The opening salvo in what is likely to be one of the bitterest, hardest-fought battles on Capitol Hill this year begins today with the introduction of the Employee Free Choice Act (EFCA), a pro-labor measure that LBM dealers and others fear will make it easier for unions to organize workers at their facilities.

Matching versions of EFCA were to be introduced this afternoon in the House and Senate by Rep. George Miller, R-Calif., and Sen. Edward Kennedy, D-Mass., with Sen. Tom Harkin, D-Iowa, as principal Senate co-sponsor. Harkin's chamber is likely to prove to be the crucial one, as the legislation's fate appears to hinge on whether proponents can muster the 60 votes needed to overcome a filibuster. The vote currently is so close that proponents are expected to wait until after Al Franken, a Democrat, finally wins the contested seat for Minnesota's junior senator. Franken would give Democrats 59 votes in the Senate, so even then proponents would need one Republican to join their side. Sen. Arlen Specter, R-Pa., is considered a likely candidate. On the other hand, there's pressure on Sens. Mary Landrieu, D-La., and Blanche Lincoln, D-Ark., to turn on that issue, so even more GOP supporters might be needed.

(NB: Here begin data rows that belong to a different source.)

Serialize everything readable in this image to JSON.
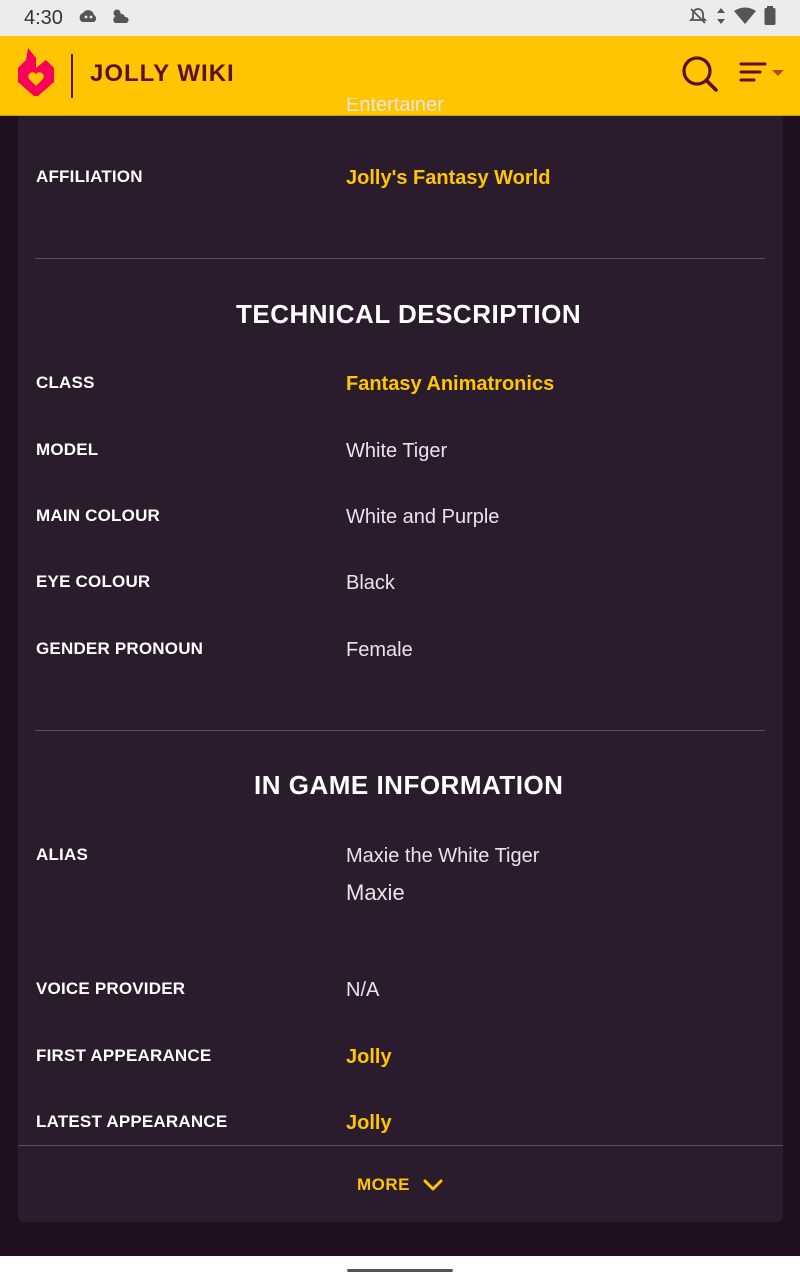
{
  "status_bar": {
    "time": "4:30",
    "left_icons": [
      "cloud-game-icon",
      "weather-partly-cloudy-icon"
    ],
    "right_icons": [
      "notifications-off-icon",
      "data-arrows-icon",
      "wifi-icon",
      "battery-icon"
    ]
  },
  "header": {
    "wiki_name": "JOLLY WIKI",
    "brand_color": "#ffc500",
    "text_color": "#5a0f2e"
  },
  "infobox": {
    "clipped_value": "Entertainer",
    "affiliation": {
      "label": "AFFILIATION",
      "value": "Jolly's Fantasy World"
    },
    "technical": {
      "title": "TECHNICAL DESCRIPTION",
      "rows": [
        {
          "label": "CLASS",
          "value": "Fantasy Animatronics"
        },
        {
          "label": "MODEL",
          "value": "White Tiger"
        },
        {
          "label": "MAIN COLOUR",
          "value": "White and Purple"
        },
        {
          "label": "EYE COLOUR",
          "value": "Black"
        },
        {
          "label": "GENDER PRONOUN",
          "value": "Female"
        }
      ]
    },
    "in_game": {
      "title": "IN GAME INFORMATION",
      "alias": {
        "label": "ALIAS",
        "value_1": "Maxie the White Tiger",
        "value_2": "Maxie"
      },
      "voice": {
        "label": "VOICE PROVIDER",
        "value": "N/A"
      },
      "first": {
        "label": "FIRST APPEARANCE",
        "value": "Jolly"
      },
      "latest": {
        "label": "LATEST APPEARANCE",
        "value": "Jolly"
      }
    },
    "more_label": "MORE"
  }
}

At issue is a proposal to require that an employer recognize a union's bid to represent workers if a sufficient number of employees check off a card indicating they want union representation. Currently, virtually all organizing campaigns have to be settled by a secret ballot of employees.

EFCA's backers say requiring a secret ballot is unfair because employers often intimidate workers during the campaign. "[E]mployees have no right to free speech, no protection against intimidation from supervisors, and are regularly forced to attend anti-union meetings," states a Q-and-A page from the House Education and Labor Committee, which Miller chairs. "They are also typically forced to attend one-on-one interviews with their managers to reveal their electoral preferences. In contrast, union organizers are not allowed to set foot on the property, the one place where all the 'voters' can be found."

Opponents of the bill, such as the Coalition for a Democratic Workplace, say EFCA is un-American in that it will deny workers the right to a secret ballot. They also say the bill will cost jobs and isn't supported by the majority of Americans.

"Massive jobs cuts. Rising unemployment. Card check is apoison pill for our ailing economy," reads an anti-EFCA ad published recently in several newspapers circulated on Capitol Hill. In a sign of the cloture vote's importance, the coaliation also sent a letter on March 4 to all senators urging them to oppose every vote regarding EFCA, procedural and otherwise. "It is not enough to say 'I'm against the bill but I'll vote for cloture'," the coalition said in an e-mail to its members. "Cloture may seem like inside baseball, but this isn't complicated to message to our members. A vote for cloture is a vote for EFCA."

President Obama supported EFCA when it was proposed last year, and his administration is expected to favor the bill again. However, there is much speculation in Washington that Obama will give EFCA lower priority than his efforts to stimulate the economy and reform health care.

A number of regional LBM groups, as well as the National Lumber and Building Material Dealers Association (NLBMDA), oppose EFCA. In its 2009 National Policy Agenda, NLBMDA says some unions have abused card checks. "Unlike secret ballot elections, which ensure that employees can cast their votes confidentially and without enduring peer pressure or coercion from unions or employers, card check elections have been legally challenged on the basis of coercion, misrepresentation, forgery, fraud, peer pressure and promised benefits," NLBMDA said.